■ Your task: Copy out the records again. Change nothing.

■ Website and app data records:
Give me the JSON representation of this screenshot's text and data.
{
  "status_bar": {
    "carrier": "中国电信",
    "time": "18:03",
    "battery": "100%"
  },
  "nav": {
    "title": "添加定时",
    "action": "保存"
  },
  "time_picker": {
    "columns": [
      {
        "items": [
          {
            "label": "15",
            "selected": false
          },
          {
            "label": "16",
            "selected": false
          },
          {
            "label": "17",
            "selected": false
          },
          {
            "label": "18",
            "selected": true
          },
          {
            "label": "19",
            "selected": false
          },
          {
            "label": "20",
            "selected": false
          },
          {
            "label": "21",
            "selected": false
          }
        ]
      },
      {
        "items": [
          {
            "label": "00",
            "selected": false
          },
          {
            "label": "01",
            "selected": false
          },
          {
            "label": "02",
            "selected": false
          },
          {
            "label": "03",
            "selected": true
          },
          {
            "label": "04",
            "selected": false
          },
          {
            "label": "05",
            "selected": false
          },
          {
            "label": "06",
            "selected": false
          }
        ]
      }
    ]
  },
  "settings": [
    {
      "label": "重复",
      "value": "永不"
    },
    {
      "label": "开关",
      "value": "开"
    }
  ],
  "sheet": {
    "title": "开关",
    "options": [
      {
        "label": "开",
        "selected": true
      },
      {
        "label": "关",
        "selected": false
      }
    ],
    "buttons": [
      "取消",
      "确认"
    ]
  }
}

■ Exercise solution:
Give me the JSON representation of this screenshot's text and data.
{
  "status_bar": {
    "carrier": "中国电信",
    "time": "18:03",
    "battery": "100%"
  },
  "nav": {
    "title": "添加定时",
    "action": "保存"
  },
  "time_picker": {
    "columns": [
      {
        "items": [
          {
            "label": "15",
            "selected": false
          },
          {
            "label": "16",
            "selected": false
          },
          {
            "label": "17",
            "selected": false
          },
          {
            "label": "18",
            "selected": true
          },
          {
            "label": "19",
            "selected": false
          },
          {
            "label": "20",
            "selected": false
          },
          {
            "label": "21",
            "selected": false
          }
        ]
      },
      {
        "items": [
          {
            "label": "00",
            "selected": false
          },
          {
            "label": "01",
            "selected": false
          },
          {
            "label": "02",
            "selected": false
          },
          {
            "label": "03",
            "selected": true
          },
          {
            "label": "04",
            "selected": false
          },
          {
            "label": "05",
            "selected": false
          },
          {
            "label": "06",
            "selected": false
          }
        ]
      }
    ]
  },
  "settings": [
    {
      "label": "重复",
      "value": "永不"
    },
    {
      "label": "开关",
      "value": "开"
    }
  ],
  "sheet": {
    "title": "开关",
    "options": [
      {
        "label": "开",
        "selected": true
      },
      {
        "label": "关",
        "selected": false
      }
    ],
    "buttons": [
      "取消",
      "确认"
    ]
  }
}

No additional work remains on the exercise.